The river is joined by Beas River in Punjab and then continues to flow and join the Chenab River. The Chenab River then flows into the Panjnad River which finally flows into the Indus River.
The Sutlej valley was previously known as Garuda Valley by the ancient civilization of Tibet and served as the center of their empire. The valley stretched for miles, upon which the Zhang Zhung civilization built the famous Kyunglung palace, the ruins of which exist even today. The river served as a means of transport for the kings of that time. Sutlej River was also used to transport Devdar woods to different districts situated on the banks of the river, including Bilaspur and Hamirpur
Sutlej River originates from Lake Rakshastal in the Tibetan Plateau. Popular beliefs also have it that the river originated from Mansarovar Lake, which is considered to be sacred by the Hindus. Experts speculate this belief sprung from the fact that both these lakes lie very close to each other. During the monsoon months, especially August, the surrounding Gurla Mandata Mountains’ ice melts and flows down to the Mansarovar Lake which then sources its water to Lake Rakshastal. The overflow of this water is considered to be what gave rise to the Sutlej River.
The river enters India by flowing west and south-westwards through the Shipki La pass in Himachal Pradesh at an altitude of 6,608 metres.

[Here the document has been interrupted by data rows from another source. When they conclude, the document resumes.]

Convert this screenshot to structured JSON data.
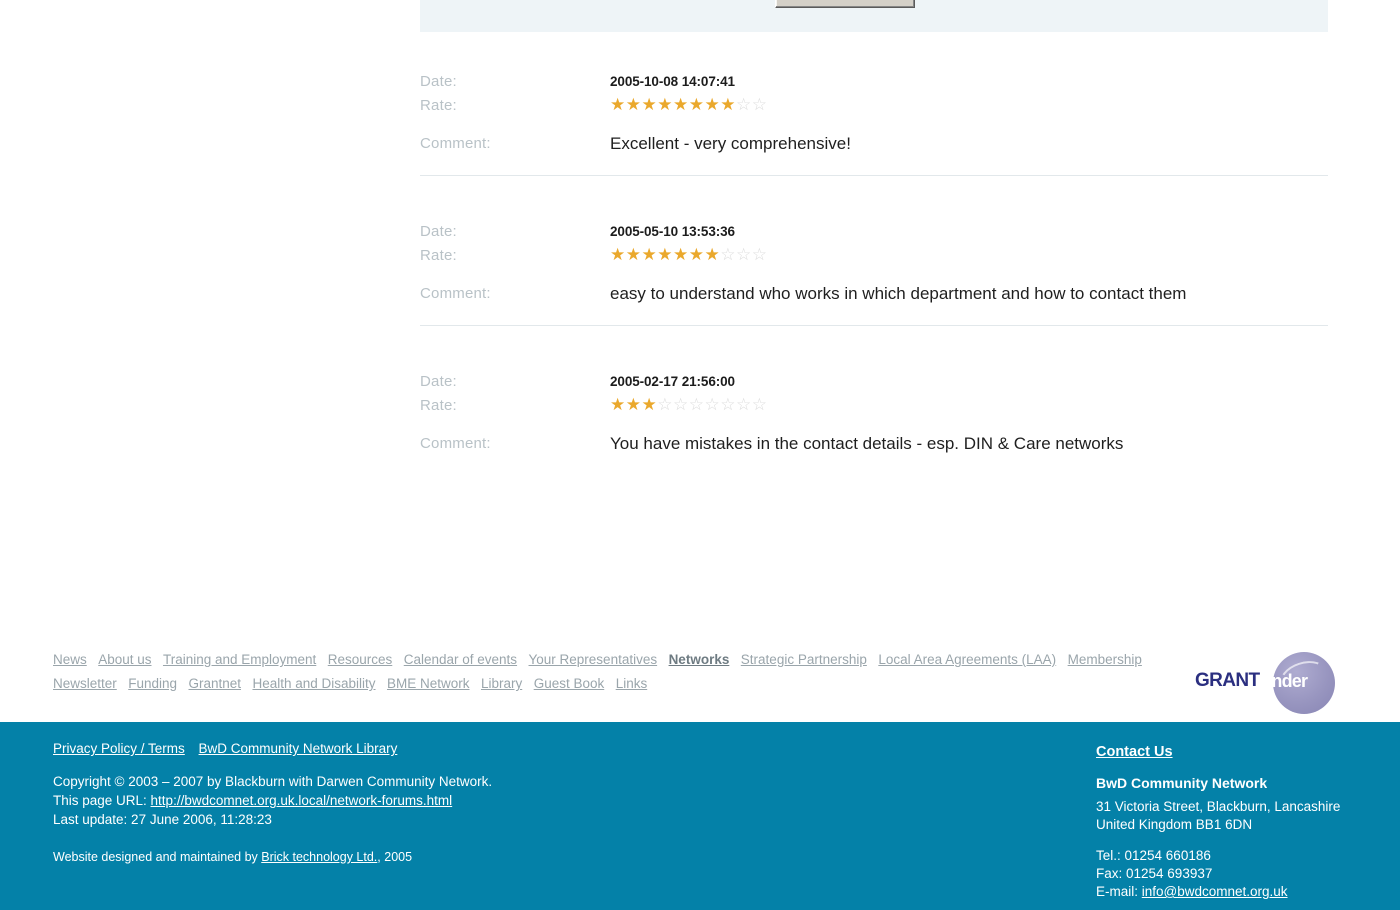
{
  "top_panel": {
    "button_label": ""
  },
  "reviews": {
    "labels": {
      "date": "Date:",
      "rate": "Rate:",
      "comment": "Comment:"
    },
    "max_stars": 10,
    "items": [
      {
        "date": "2005-10-08 14:07:41",
        "rating": 8,
        "comment": "Excellent - very comprehensive!"
      },
      {
        "date": "2005-05-10 13:53:36",
        "rating": 7,
        "comment": "easy to understand who works in which department and how to contact them"
      },
      {
        "date": "2005-02-17 21:56:00",
        "rating": 3,
        "comment": "You have mistakes in the contact details - esp. DIN & Care networks"
      }
    ]
  },
  "sitemap": {
    "links": [
      {
        "label": "News",
        "current": false
      },
      {
        "label": "About us",
        "current": false
      },
      {
        "label": "Training and Employment",
        "current": false
      },
      {
        "label": "Resources",
        "current": false
      },
      {
        "label": "Calendar of events",
        "current": false
      },
      {
        "label": "Your Representatives",
        "current": false
      },
      {
        "label": "Networks",
        "current": true
      },
      {
        "label": "Strategic Partnership",
        "current": false
      },
      {
        "label": "Local Area Agreements (LAA)",
        "current": false
      },
      {
        "label": "Membership",
        "current": false
      },
      {
        "label": "Newsletter",
        "current": false
      },
      {
        "label": "Funding",
        "current": false
      },
      {
        "label": "Grantnet",
        "current": false
      },
      {
        "label": "Health and Disability",
        "current": false
      },
      {
        "label": "BME Network",
        "current": false
      },
      {
        "label": "Library",
        "current": false
      },
      {
        "label": "Guest Book",
        "current": false
      },
      {
        "label": "Links",
        "current": false
      }
    ]
  },
  "grantfinder": {
    "text_primary": "GRANT",
    "text_secondary": "finder"
  },
  "footer": {
    "links": [
      {
        "label": "Privacy Policy / Terms"
      },
      {
        "label": "BwD Community Network Library"
      }
    ],
    "copyright": "Copyright © 2003 – 2007 by Blackburn with Darwen Community Network.",
    "page_url_label": "This page URL: ",
    "page_url": "http://bwdcomnet.org.uk.local/network-forums.html",
    "last_update": "Last update: 27 June 2006, 11:28:23",
    "credits_prefix": "Website designed and maintained by ",
    "credits_link": "Brick technology Ltd.",
    "credits_suffix": ", 2005",
    "contact_heading": "Contact Us",
    "org_name": "BwD Community Network",
    "address_line1": "31 Victoria Street, Blackburn, Lancashire",
    "address_line2": "United Kingdom BB1 6DN",
    "tel": "Tel.: 01254 660186",
    "fax": "Fax: 01254 693937",
    "email_label": "E-mail: ",
    "email": "info@bwdcomnet.org.uk"
  },
  "colors": {
    "teal": "#0481a8",
    "star_on": "#eaa82c",
    "star_off": "#dcdcdc",
    "label_gray": "#b9c2c7",
    "link_gray": "#9aa5ab",
    "panel_blue": "#eef4f7"
  }
}
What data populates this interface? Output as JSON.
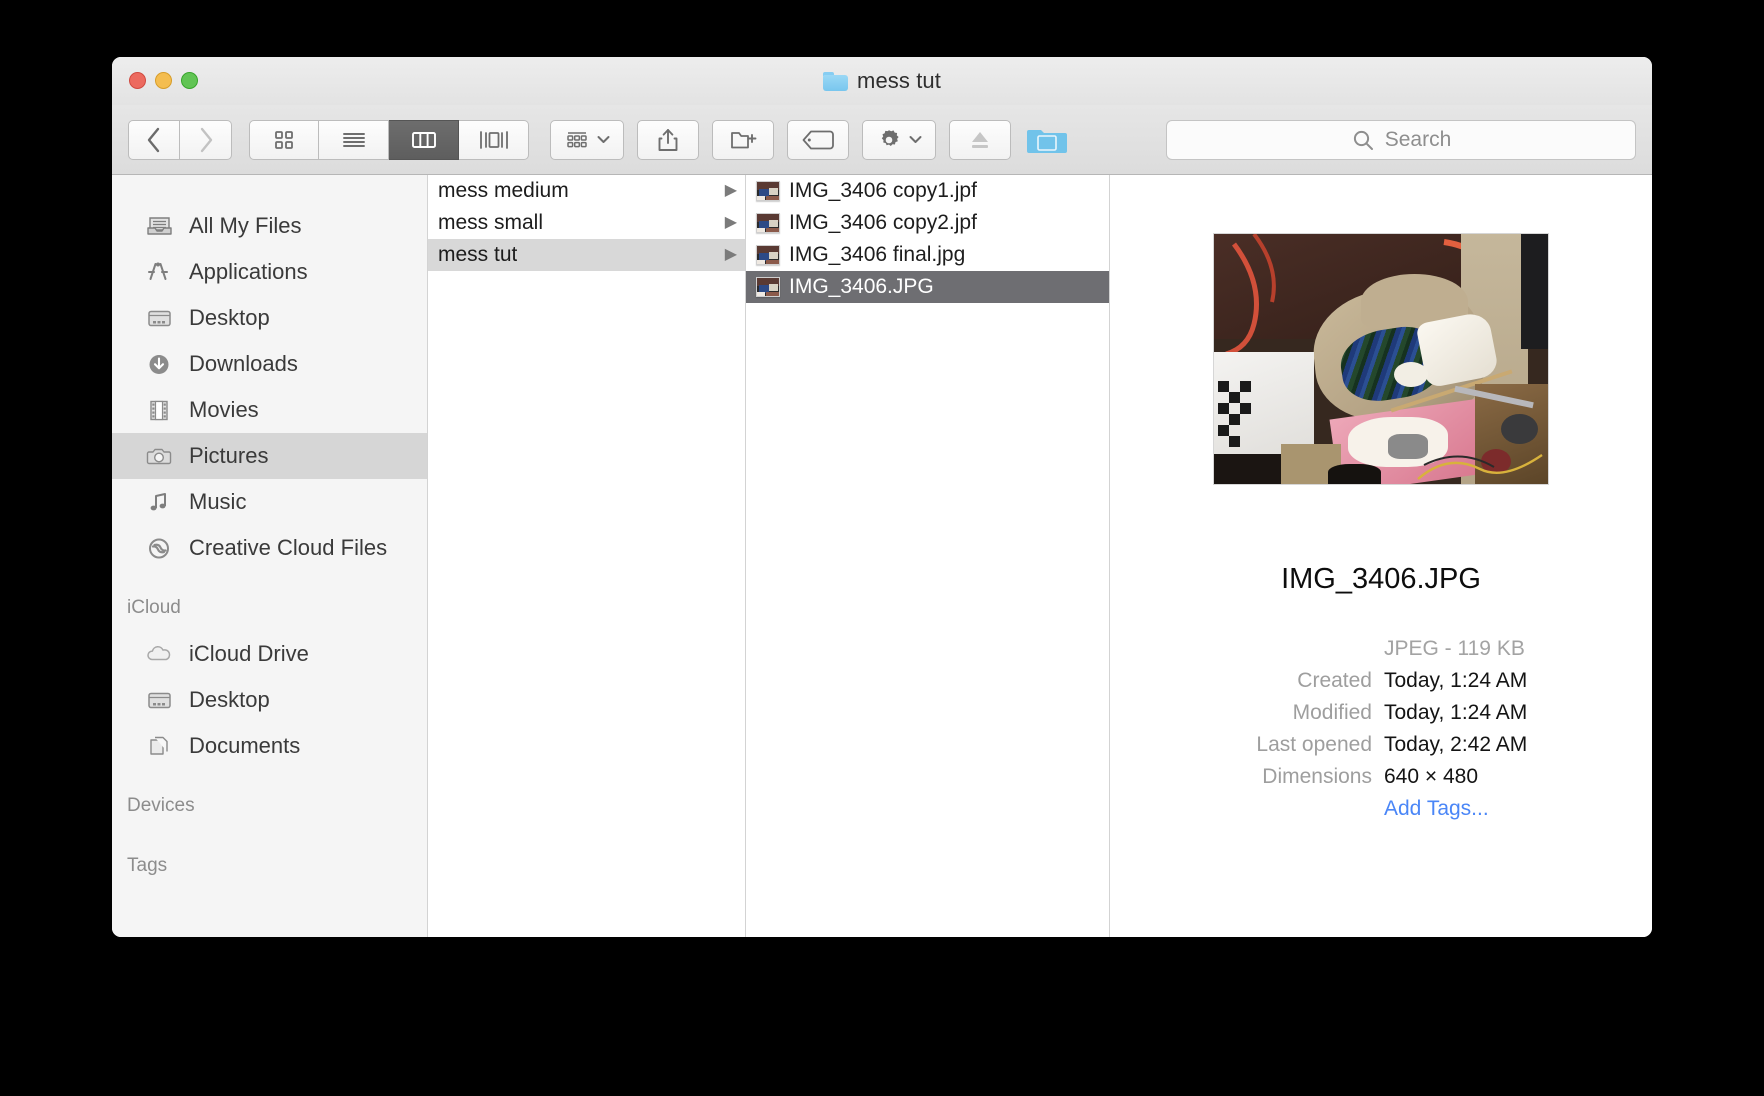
{
  "window": {
    "title": "mess tut",
    "title_icon": "folder-icon",
    "traffic_lights": [
      "close-button",
      "minimize-button",
      "zoom-button"
    ]
  },
  "toolbar": {
    "back_label": "‹",
    "forward_label": "›",
    "view_icon_grid": "icon-view-icon",
    "view_icon_list": "list-view-icon",
    "view_icon_column": "column-view-icon",
    "view_icon_coverflow": "coverflow-view-icon",
    "arrange_label": "arrange-icon",
    "share_label": "share-icon",
    "new_folder_label": "new-folder-icon",
    "tag_label": "tag-icon",
    "action_label": "gear-icon",
    "eject_label": "eject-icon",
    "dropbox_label": "folder-icon",
    "active_view": "column"
  },
  "search": {
    "placeholder": "Search",
    "value": "",
    "icon": "search-icon"
  },
  "sidebar": {
    "sections": [
      {
        "header": "",
        "items": [
          {
            "label": "All My Files",
            "icon": "all-my-files-icon",
            "selected": false
          },
          {
            "label": "Applications",
            "icon": "applications-icon",
            "selected": false
          },
          {
            "label": "Desktop",
            "icon": "desktop-icon",
            "selected": false
          },
          {
            "label": "Downloads",
            "icon": "downloads-icon",
            "selected": false
          },
          {
            "label": "Movies",
            "icon": "movies-icon",
            "selected": false
          },
          {
            "label": "Pictures",
            "icon": "pictures-icon",
            "selected": true
          },
          {
            "label": "Music",
            "icon": "music-icon",
            "selected": false
          },
          {
            "label": "Creative Cloud Files",
            "icon": "creative-cloud-icon",
            "selected": false
          }
        ]
      },
      {
        "header": "iCloud",
        "items": [
          {
            "label": "iCloud Drive",
            "icon": "icloud-drive-icon",
            "selected": false
          },
          {
            "label": "Desktop",
            "icon": "desktop-icon",
            "selected": false
          },
          {
            "label": "Documents",
            "icon": "documents-icon",
            "selected": false
          }
        ]
      },
      {
        "header": "Devices",
        "items": []
      },
      {
        "header": "Tags",
        "items": []
      }
    ]
  },
  "columns": {
    "folders": [
      {
        "name": "mess medium",
        "has_children": true,
        "selected": false
      },
      {
        "name": "mess small",
        "has_children": true,
        "selected": false
      },
      {
        "name": "mess tut",
        "has_children": true,
        "selected": true
      }
    ],
    "files": [
      {
        "name": "IMG_3406 copy1.jpf",
        "icon": "image-thumbnail",
        "selected": false
      },
      {
        "name": "IMG_3406 copy2.jpf",
        "icon": "image-thumbnail",
        "selected": false
      },
      {
        "name": "IMG_3406 final.jpg",
        "icon": "image-thumbnail",
        "selected": false
      },
      {
        "name": "IMG_3406.JPG",
        "icon": "image-thumbnail",
        "selected": true
      }
    ],
    "disclosure_glyph": "▶"
  },
  "preview": {
    "image_alt": "photo of a cluttered messy room",
    "file_name": "IMG_3406.JPG",
    "kind_and_size": "JPEG - 119 KB",
    "rows": [
      {
        "key": "Created",
        "value": "Today, 1:24 AM"
      },
      {
        "key": "Modified",
        "value": "Today, 1:24 AM"
      },
      {
        "key": "Last opened",
        "value": "Today, 2:42 AM"
      },
      {
        "key": "Dimensions",
        "value": "640 × 480"
      }
    ],
    "add_tags_label": "Add Tags..."
  },
  "colors": {
    "selection_active": "#6e6e72",
    "selection_inactive": "#d6d6d6",
    "link": "#4a86f7",
    "accent_folder": "#8fd0f0"
  }
}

The Sutlej River is primarily located to the north of the Vindhya Range, east of the Pakistani Central Makran range and south of the Hindu Kush region.
The river then flows through Punjab near Nangal before meeting the Beas River. The merger of these two rivers goes on to form 105 Kms of the India-Pakistan border. The river continues to flow for another 350 Kms before joining the Chenab River. The combination of the Sutlej and Chenab river form the Panjnad which finally flows into the Indus River.
Water from the Sutlej river has been allocated to India according to the Indus Waters Treaty of 1960. Under this treaty, while India gained rights to the water of the Sutlej River, Pakistan was allotted rights to the Indus River water along with its western tributaries.
The Sutlej River has many tributaries with Baspa, Spiti, Nogli Khad and Soan River being its main ones.
The river flows into the Sutlej after flowing across the main Himalayan range. Prior to that, it is joined by many smaller rivers sourced by melting snow water. The river originates at the Baspa hills and joins the Sutlej River in Kinnuar district.
The Nogli Khad
The Nogli Khad joins the river Sutlej at Rampur Bushahar and then touches Kullu district. The river then enters Mandi district and passes through some important areas of the district. Sutlej has many tributaries in Mandi district.
Spiti River has two tributaries in the form of Tegpo and Kabzian streams which originate from Kunzum range. Water from the Pin Valley sources this river. The river reaches its maximum flow during summer months when there's extensive glacier melting. Spiti flows through the Spiti valley and finally joins the Sutlej in Kinnur district.
The Soan River originates in the Southern slopes of the Shivalik range. It joins the Sutlej river in the boundary of Himachal Pradesh and Punjab. Its gradient is not very steep and the river flows gently through the slopes. The water flow is very mild during summers but picks up force during the monsoon months.